### EXERCISE DESCRIPTION:
Your answer should be the lines of the listing that contain the word "events".

### EXERCISE MATERIAL:
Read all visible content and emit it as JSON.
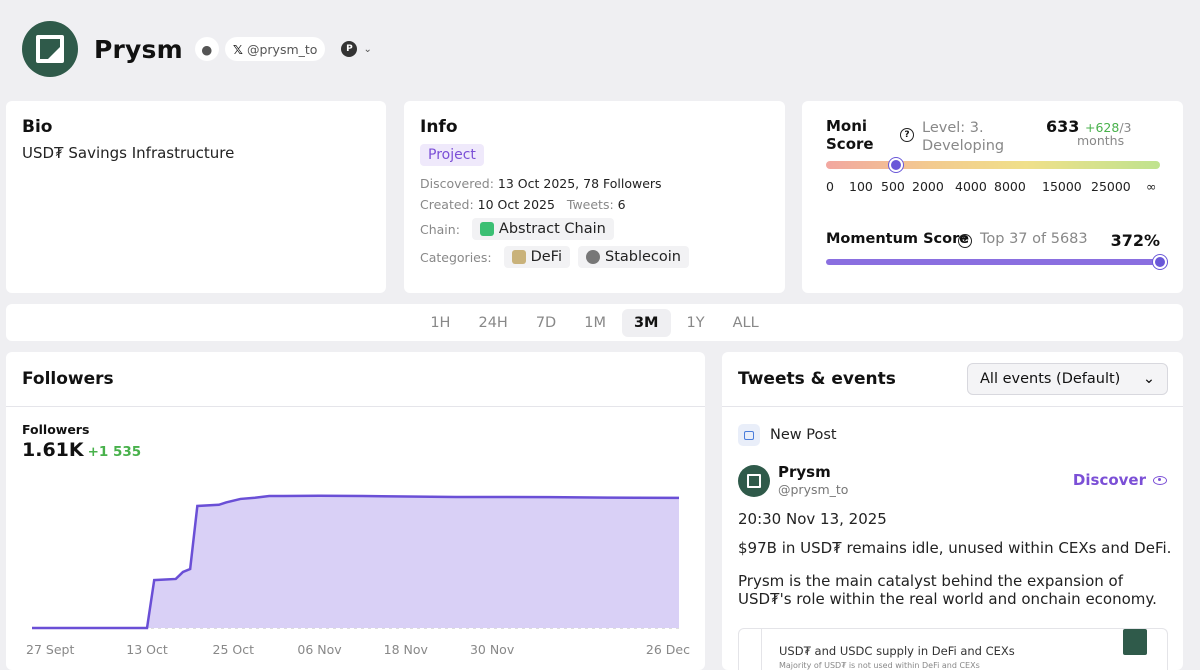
{
  "profile": {
    "name": "Prysm",
    "handle": "@prysm_to",
    "x_glyph": "𝕏"
  },
  "bio": {
    "title": "Bio",
    "text": "USD₮ Savings Infrastructure"
  },
  "info": {
    "title": "Info",
    "tag": "Project",
    "discovered_label": "Discovered:",
    "discovered_value": "13 Oct 2025, 78 Followers",
    "created_label": "Created:",
    "created_value": "10 Oct 2025",
    "tweets_label": "Tweets:",
    "tweets_value": "6",
    "chain_label": "Chain:",
    "chain_value": "Abstract Chain",
    "categories_label": "Categories:",
    "categories": [
      "DeFi",
      "Stablecoin"
    ]
  },
  "moni": {
    "title": "Moni Score",
    "level": "Level: 3. Developing",
    "score": "633",
    "delta": "+628",
    "per": "/3",
    "months": "months",
    "ticks": [
      "0",
      "100",
      "500",
      "2000",
      "4000",
      "8000",
      "15000",
      "25000",
      "∞"
    ],
    "momentum_title": "Momentum Score",
    "momentum_rank": "Top 37 of 5683",
    "momentum_pct": "372%"
  },
  "timeframes": {
    "items": [
      "1H",
      "24H",
      "7D",
      "1M",
      "3M",
      "1Y",
      "ALL"
    ],
    "active": "3M"
  },
  "followers": {
    "title": "Followers",
    "label": "Followers",
    "value": "1.61K",
    "delta": "+1 535"
  },
  "chart_data": {
    "type": "area",
    "title": "",
    "xlabel": "",
    "ylabel": "",
    "x_ticks": [
      "27 Sept",
      "13 Oct",
      "25 Oct",
      "06 Nov",
      "18 Nov",
      "30 Nov",
      "26 Dec"
    ],
    "x": [
      "2025-09-27",
      "2025-10-05",
      "2025-10-12",
      "2025-10-13",
      "2025-10-14",
      "2025-10-17",
      "2025-10-18",
      "2025-10-19",
      "2025-10-20",
      "2025-10-23",
      "2025-10-24",
      "2025-10-25",
      "2025-10-26",
      "2025-10-28",
      "2025-10-30",
      "2025-11-01",
      "2025-11-06",
      "2025-11-12",
      "2025-11-18",
      "2025-11-25",
      "2025-11-30",
      "2025-12-08",
      "2025-12-16",
      "2025-12-26"
    ],
    "values": [
      0,
      0,
      0,
      0,
      410,
      420,
      480,
      505,
      1045,
      1055,
      1075,
      1090,
      1105,
      1115,
      1130,
      1130,
      1132,
      1130,
      1126,
      1122,
      1122,
      1120,
      1116,
      1114
    ],
    "series_color": "#6a4fd6",
    "fill_color": "#d9d0f6"
  },
  "tweets": {
    "title": "Tweets & events",
    "filter": "All events (Default)",
    "new_post_label": "New Post",
    "author": "Prysm",
    "author_handle": "@prysm_to",
    "discover": "Discover",
    "date": "20:30 Nov 13, 2025",
    "line1": "$97B in USD₮ remains idle, unused within CEXs and DeFi.",
    "line2": "Prysm is the main catalyst behind the expansion of USD₮'s role within the real world and onchain economy.",
    "embed_title": "USD₮ and USDC supply in DeFi and CEXs",
    "embed_sub": "Majority of USD₮ is not used within DeFi and CEXs"
  }
}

### WRITTEN SOLUTION:
    "title": "Tweets & events",
    "filter": "All events (Default)",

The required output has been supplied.